Recovering from a knee injury is an arduous process because the knees are made up of several components converging together. Weakness in one element will affect the other ones. A strained tendon, for example, can place uneven pressure on ligaments, other tendons, bones, cartilage, and major muscle groups. Some injuries heal completely but many become areas of reoccurring pain or swelling.
The best way to keep knees strong, flexible, and protected is to exercise regularly. Specific exercises, such as leg lifts, squats, stretches, and walking are excellent for knees. A personal trainer can assist people in developing an individual regime if resources, time, and desire permit. Researching exercises online is also helpful and convenient.
Those who need to sit or stand for long periods at jobs, participate in athletics, or spend time traveling will want to utilize supports and sleeves to increase blood circulation and decrease fatigue. Support ranges from mild to maximum levels to prevent swelling, stiffness, and blood clots. Basic knee sleeves and braces, like compression socks and wraps, can be purchased over the counter at department stores, shoe outlets, and sporting goods retailers.
Advanced support is available in braces designed for contact sports, contractors and laborers who work on their knees, and people with degenerative conditions. One example is the series of Hg80 knee braces developed by Mueller Sports. The line consists of innovations that ensure a proper fit, protect most knee components, and offer comfort and flexibility.
A healthy weight is vital to avoid knee pain
, inflammation, and injury. The force of pressure placed on the knees is directly related to the weight of an individual. People who are overweight add exponential force to knees with every step. Knowing the ratios for different movements can help people realize just how much damage extra weight causes to all joints, especially the knees.
When walking on level ground, the force on the knees is one and a half times that of total body weight. A woman weighing one-hundred and twenty-pounds places one-hundred and eighty pounds of pressure on her knees during each step taken. One weighing two-hundred pounds places three-hundred pounds of pressure on her knees.
Going up or down stairs increases knee pain symptoms
by two to three times the body weight. Squatting down or bending over to pick up joint pain

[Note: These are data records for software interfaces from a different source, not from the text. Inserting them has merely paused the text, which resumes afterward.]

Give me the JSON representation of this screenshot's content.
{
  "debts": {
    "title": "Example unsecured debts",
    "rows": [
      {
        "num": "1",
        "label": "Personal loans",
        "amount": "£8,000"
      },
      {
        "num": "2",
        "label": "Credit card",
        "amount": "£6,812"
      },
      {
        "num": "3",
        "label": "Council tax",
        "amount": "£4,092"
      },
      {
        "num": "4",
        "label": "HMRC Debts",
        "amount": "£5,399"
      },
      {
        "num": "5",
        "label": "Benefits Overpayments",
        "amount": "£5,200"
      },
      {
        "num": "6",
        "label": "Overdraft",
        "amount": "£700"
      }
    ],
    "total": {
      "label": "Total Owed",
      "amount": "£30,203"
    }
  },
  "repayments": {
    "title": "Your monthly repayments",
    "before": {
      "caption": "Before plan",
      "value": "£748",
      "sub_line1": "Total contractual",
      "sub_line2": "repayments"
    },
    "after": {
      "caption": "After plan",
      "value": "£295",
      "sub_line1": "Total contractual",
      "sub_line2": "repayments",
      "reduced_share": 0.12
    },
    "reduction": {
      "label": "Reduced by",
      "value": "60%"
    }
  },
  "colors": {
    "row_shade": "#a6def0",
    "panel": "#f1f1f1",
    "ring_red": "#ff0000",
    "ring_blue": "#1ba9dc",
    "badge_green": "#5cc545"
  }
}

dropped item places four to five times the body weight. A positive aspect to this concept is that even a slight decrease in weight can make a significant difference in pressure to the knees.